### [To do]
For each line below that includes the word "Plantation", make a copy.

(Entries from a dataset of interfaces)
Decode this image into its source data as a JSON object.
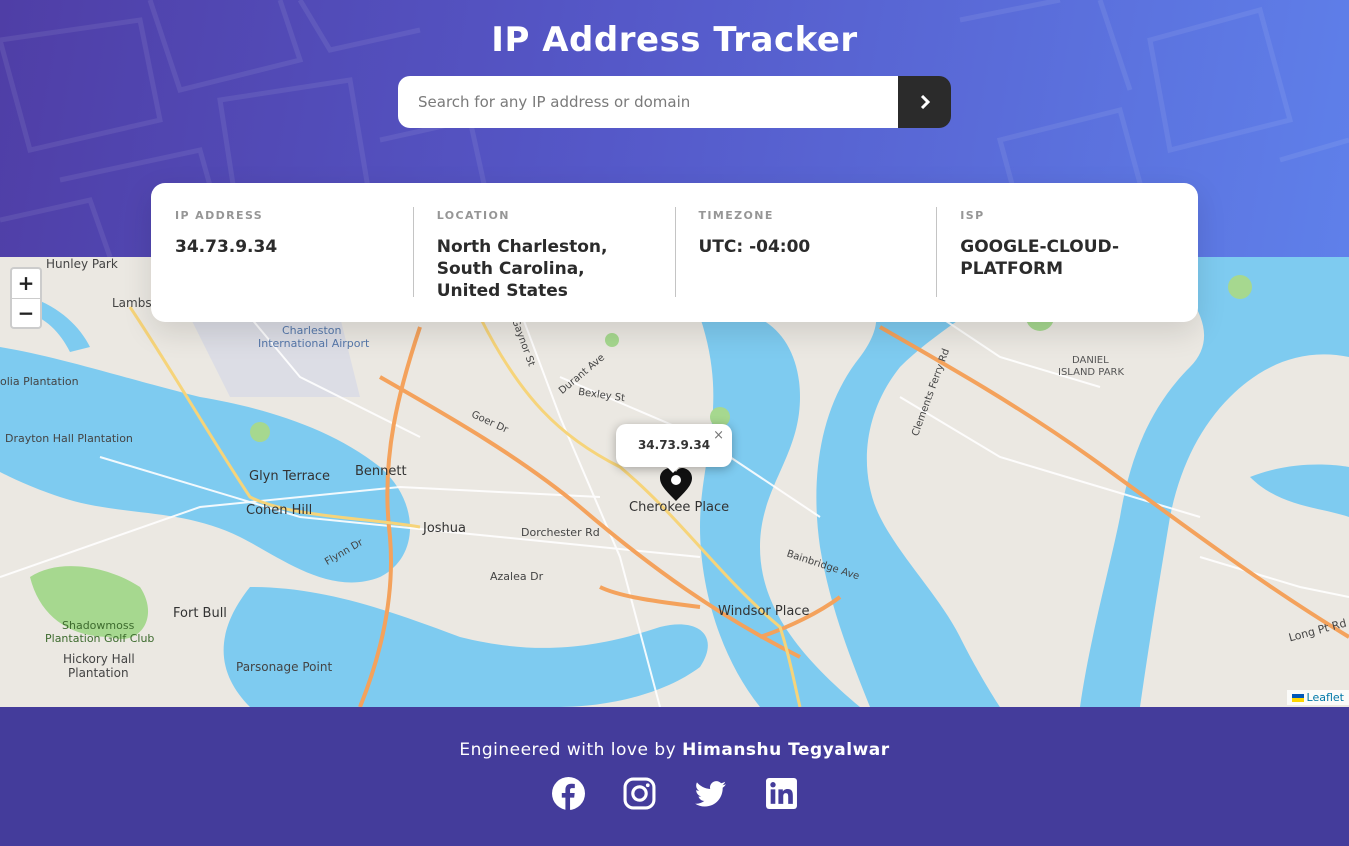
{
  "header": {
    "title": "IP Address Tracker"
  },
  "search": {
    "placeholder": "Search for any IP address or domain",
    "value": ""
  },
  "info": {
    "ip_label": "IP ADDRESS",
    "ip_value": "34.73.9.34",
    "location_label": "LOCATION",
    "location_value": "North Charleston, South Carolina, United States",
    "timezone_label": "TIMEZONE",
    "timezone_value": "UTC: -04:00",
    "isp_label": "ISP",
    "isp_value": "GOOGLE-CLOUD-PLATFORM"
  },
  "map": {
    "zoom_in": "+",
    "zoom_out": "−",
    "popup_text": "34.73.9.34",
    "popup_close": "×",
    "attribution": "Leaflet",
    "labels": {
      "hunley_park": "Hunley Park",
      "lambs": "Lambs",
      "airport_1": "Charleston",
      "airport_2": "International Airport",
      "plantation": "olia Plantation",
      "drayton": "Drayton Hall Plantation",
      "glyn": "Glyn Terrace",
      "bennett": "Bennett",
      "cohen": "Cohen Hill",
      "joshua": "Joshua",
      "fort_bull": "Fort Bull",
      "shadowmoss_1": "Shadowmoss",
      "shadowmoss_2": "Plantation Golf Club",
      "hickory_1": "Hickory Hall",
      "hickory_2": "Plantation",
      "parsonage": "Parsonage Point",
      "cherokee": "Cherokee Place",
      "windsor": "Windsor Place",
      "dorchester": "Dorchester Rd",
      "azalea": "Azalea Dr",
      "bainbridge": "Bainbridge Ave",
      "flynn": "Flynn Dr",
      "goer": "Goer Dr",
      "durant": "Durant Ave",
      "bexley": "Bexley St",
      "gaynor": "Gaynor St",
      "clements": "Clements Ferry Rd",
      "daniel_1": "DANIEL",
      "daniel_2": "ISLAND PARK",
      "long_pt": "Long Pt Rd"
    }
  },
  "footer": {
    "credit_prefix": "Engineered with love by ",
    "credit_name": "Himanshu Tegyalwar"
  },
  "socials": [
    "facebook",
    "instagram",
    "twitter",
    "linkedin"
  ]
}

### [Expected answer]
      "plantation": "olia Plantation",
      "drayton": "Drayton Hall Plantation",
      "shadowmoss_2": "Plantation Golf Club",
      "hickory_2": "Plantation",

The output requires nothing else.